------ PROVIDED RECORDS
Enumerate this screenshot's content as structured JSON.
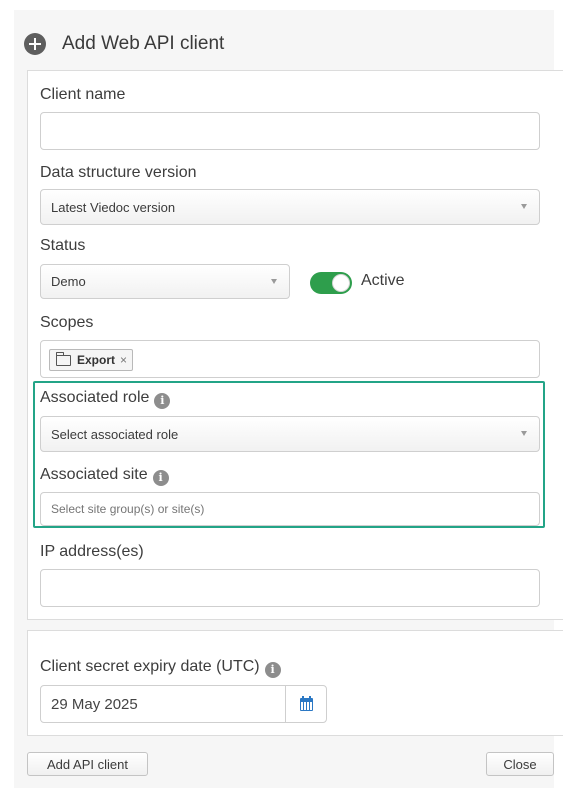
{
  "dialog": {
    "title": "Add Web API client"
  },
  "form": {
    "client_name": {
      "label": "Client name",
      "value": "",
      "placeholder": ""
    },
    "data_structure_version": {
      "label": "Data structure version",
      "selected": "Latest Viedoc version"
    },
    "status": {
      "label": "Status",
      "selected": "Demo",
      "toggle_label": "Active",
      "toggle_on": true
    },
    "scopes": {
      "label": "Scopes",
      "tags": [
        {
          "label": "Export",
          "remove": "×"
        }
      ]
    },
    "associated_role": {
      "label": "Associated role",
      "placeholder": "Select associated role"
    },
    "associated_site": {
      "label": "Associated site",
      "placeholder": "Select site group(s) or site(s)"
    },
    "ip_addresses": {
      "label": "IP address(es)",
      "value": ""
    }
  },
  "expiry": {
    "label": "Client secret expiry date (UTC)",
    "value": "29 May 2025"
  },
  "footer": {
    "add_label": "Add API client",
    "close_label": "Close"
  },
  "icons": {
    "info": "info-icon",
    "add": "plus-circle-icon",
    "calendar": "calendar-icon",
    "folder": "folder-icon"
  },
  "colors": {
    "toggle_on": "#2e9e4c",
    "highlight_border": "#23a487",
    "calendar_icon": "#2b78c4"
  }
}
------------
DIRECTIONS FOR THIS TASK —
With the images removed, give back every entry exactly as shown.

ANSWER TO THIS PROBLEM —
Enumerate this screenshot's content as structured JSON.
{
  "dialog": {
    "title": "Add Web API client"
  },
  "form": {
    "client_name": {
      "label": "Client name",
      "value": "",
      "placeholder": ""
    },
    "data_structure_version": {
      "label": "Data structure version",
      "selected": "Latest Viedoc version"
    },
    "status": {
      "label": "Status",
      "selected": "Demo",
      "toggle_label": "Active",
      "toggle_on": true
    },
    "scopes": {
      "label": "Scopes",
      "tags": [
        {
          "label": "Export",
          "remove": "×"
        }
      ]
    },
    "associated_role": {
      "label": "Associated role",
      "placeholder": "Select associated role"
    },
    "associated_site": {
      "label": "Associated site",
      "placeholder": "Select site group(s) or site(s)"
    },
    "ip_addresses": {
      "label": "IP address(es)",
      "value": ""
    }
  },
  "expiry": {
    "label": "Client secret expiry date (UTC)",
    "value": "29 May 2025"
  },
  "footer": {
    "add_label": "Add API client",
    "close_label": "Close"
  },
  "icons": {
    "info": "info-icon",
    "add": "plus-circle-icon",
    "calendar": "calendar-icon",
    "folder": "folder-icon"
  },
  "colors": {
    "toggle_on": "#2e9e4c",
    "highlight_border": "#23a487",
    "calendar_icon": "#2b78c4"
  }
}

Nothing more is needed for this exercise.